This blog also was published online in Natural Products INSIDER.
Proponents and critics of legislation in Congress that would preempt states from requiring labels on genetically engineered (GE) foods disagree on whether the measure will pass in the Senate.
Sen. John Hoeven, a Republican from North Dakota, is said to be taking the lead on the issue in the Senate where a bill has yet to be introduced. But not a single Democrat in the Senate said they will work with Hoeven, according to Scott Faber, executive director of the pro-GMO labeling project, Just Label It.
Speaking during a recent call hosted for its members by the United Natural Products Alliance (UNPA), Faber said the Senate needs Democratic votes to get anything done.
Press spokespersons for Hoeven did not respond to multiple emailed requests for comment.
In July, the House passed by a vote of 275 to 150 the Safe and Accurate Food Labeling Act, a measure that was cosponsored by Reps. Mike Pompeo (R-Kansas) and G.K. Butterfield (D-North Carolina).
Brian Kennedy, a spokesman for the Grocery Manufacturers Association (GMA), said his organization expected that a bill would be introduced in the Senate and pass this fall.
“Yes, it is our understanding that Sen. Hoeven is taking the lead on introducing a companion bill in the Senate and that he is working with a number of Republican offices to further build support for the introduction of this legislation," Kennedy said Wednesday in an emailed statement.
Heather Denker, a spokesperson for Pompeo, did not immediately respond late Wednesday to an emailed request for comment.
Opponents of mandatory GE labeling have insisted that bioengineered foods are safe and that required labels would burden the food industry. GMA and other trade groups have been fighting in Vermont federal court to overturn Act 120, the state’s GE-labeling bill that is set to take effect next summer.
“The Safe and Accurate Food Labeling Act protects the consumer from a costly and confusing 50-state patchwork of labeling laws by establishing national standards and guidelines governing the use and labeling of GM technology," Kennedy said.
But proponents of mandatory GE labeling have dubbed Pompeo’s bill the DARK (Deny Americans the Right to Know) Act because they say it would deprive consumers of the right to know whether genetically modified organisms are contained in their food.
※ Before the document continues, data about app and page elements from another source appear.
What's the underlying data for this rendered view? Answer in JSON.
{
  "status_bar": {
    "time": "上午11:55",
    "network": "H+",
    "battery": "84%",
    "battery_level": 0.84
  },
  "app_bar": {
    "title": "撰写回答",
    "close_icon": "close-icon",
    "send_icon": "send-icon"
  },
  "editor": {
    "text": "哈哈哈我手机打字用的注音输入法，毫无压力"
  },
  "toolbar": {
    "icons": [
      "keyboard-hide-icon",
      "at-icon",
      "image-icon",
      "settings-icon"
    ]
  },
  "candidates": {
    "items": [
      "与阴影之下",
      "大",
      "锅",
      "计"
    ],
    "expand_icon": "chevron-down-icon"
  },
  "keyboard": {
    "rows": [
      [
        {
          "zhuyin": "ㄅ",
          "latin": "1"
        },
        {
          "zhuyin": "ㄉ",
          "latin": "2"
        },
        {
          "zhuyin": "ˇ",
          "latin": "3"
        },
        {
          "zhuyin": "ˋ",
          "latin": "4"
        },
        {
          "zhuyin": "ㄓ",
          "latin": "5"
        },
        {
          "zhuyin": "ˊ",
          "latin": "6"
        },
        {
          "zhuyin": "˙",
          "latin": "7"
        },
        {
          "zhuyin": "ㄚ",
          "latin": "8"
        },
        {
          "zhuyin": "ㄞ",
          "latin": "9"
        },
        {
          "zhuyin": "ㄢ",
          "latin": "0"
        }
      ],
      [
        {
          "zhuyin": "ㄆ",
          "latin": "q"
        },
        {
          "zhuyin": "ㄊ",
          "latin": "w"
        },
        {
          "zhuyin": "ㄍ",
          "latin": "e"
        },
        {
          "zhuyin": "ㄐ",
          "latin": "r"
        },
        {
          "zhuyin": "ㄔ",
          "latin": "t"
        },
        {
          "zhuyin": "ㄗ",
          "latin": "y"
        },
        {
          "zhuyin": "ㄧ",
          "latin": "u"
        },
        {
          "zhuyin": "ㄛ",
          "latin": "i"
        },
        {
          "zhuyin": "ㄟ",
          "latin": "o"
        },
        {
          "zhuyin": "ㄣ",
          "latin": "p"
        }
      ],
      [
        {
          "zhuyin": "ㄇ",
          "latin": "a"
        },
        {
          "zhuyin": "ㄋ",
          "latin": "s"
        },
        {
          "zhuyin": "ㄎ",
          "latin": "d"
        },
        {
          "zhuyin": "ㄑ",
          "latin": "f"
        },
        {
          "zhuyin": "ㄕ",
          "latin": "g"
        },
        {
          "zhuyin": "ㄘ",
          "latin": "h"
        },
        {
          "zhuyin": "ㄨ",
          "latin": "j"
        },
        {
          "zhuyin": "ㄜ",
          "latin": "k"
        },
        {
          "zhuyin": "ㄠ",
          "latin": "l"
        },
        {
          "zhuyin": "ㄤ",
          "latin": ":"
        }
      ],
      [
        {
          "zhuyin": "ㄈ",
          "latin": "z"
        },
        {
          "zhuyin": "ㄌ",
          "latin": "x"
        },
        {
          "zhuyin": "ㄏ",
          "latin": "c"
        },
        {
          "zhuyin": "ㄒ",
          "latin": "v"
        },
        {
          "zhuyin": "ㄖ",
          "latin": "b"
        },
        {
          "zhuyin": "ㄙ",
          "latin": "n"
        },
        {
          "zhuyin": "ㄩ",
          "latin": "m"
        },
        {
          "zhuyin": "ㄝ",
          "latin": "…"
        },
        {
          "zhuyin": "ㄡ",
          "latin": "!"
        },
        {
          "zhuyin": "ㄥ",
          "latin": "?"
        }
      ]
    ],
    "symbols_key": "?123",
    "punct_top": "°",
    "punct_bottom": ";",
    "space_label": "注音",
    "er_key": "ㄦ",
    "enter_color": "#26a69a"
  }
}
“We think consumers simply have the right to know what’s in their food," Faber said, “[and] the right to know how their food is grown."
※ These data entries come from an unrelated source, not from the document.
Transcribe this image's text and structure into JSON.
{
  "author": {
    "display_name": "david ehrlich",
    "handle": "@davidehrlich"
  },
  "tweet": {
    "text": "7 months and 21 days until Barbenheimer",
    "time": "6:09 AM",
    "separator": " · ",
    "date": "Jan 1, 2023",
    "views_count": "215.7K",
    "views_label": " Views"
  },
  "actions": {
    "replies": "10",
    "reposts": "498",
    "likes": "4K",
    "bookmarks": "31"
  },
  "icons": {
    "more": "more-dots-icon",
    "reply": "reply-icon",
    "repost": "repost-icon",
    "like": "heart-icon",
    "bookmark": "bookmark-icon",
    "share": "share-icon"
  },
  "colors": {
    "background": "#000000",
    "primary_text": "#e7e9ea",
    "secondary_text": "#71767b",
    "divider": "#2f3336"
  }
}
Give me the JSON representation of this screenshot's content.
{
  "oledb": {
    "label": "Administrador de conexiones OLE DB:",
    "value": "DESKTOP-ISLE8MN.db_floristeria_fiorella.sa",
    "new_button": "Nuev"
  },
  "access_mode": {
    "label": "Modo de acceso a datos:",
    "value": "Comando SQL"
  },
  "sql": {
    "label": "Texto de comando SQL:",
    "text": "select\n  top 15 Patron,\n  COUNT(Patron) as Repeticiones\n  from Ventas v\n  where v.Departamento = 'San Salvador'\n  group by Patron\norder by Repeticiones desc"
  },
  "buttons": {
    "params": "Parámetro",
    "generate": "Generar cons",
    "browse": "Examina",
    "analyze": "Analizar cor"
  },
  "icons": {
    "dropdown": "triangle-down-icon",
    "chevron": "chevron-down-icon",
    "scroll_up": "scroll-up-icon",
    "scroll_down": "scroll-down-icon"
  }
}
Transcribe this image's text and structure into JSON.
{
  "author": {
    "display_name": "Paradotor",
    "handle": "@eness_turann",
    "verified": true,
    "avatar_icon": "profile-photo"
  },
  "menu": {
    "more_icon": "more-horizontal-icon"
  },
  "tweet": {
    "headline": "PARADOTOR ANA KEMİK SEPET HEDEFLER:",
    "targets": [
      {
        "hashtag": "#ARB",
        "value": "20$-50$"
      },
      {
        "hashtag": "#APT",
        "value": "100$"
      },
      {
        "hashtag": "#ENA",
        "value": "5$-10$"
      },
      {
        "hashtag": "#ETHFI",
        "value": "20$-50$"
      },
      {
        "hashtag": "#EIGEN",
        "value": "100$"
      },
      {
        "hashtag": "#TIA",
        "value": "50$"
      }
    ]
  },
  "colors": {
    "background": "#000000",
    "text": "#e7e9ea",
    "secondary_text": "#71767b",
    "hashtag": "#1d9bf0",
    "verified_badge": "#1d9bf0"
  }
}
Pompeo’s legislation would preempt states from requiring labels on GE foods, foiling Vermont’s Act 120, and create a program administered by the U.S. Department of Agriculture through which foods could be certified as being produced without genetic engineering. The U.S. Food and Drug Administration could require labels on GE foods, but only if specific requirements outlined in the bill were met, including a finding that the required disclosure is “necessary to protect public health and safety or to prevent the label or labeling of the food so produced from being false or misleading."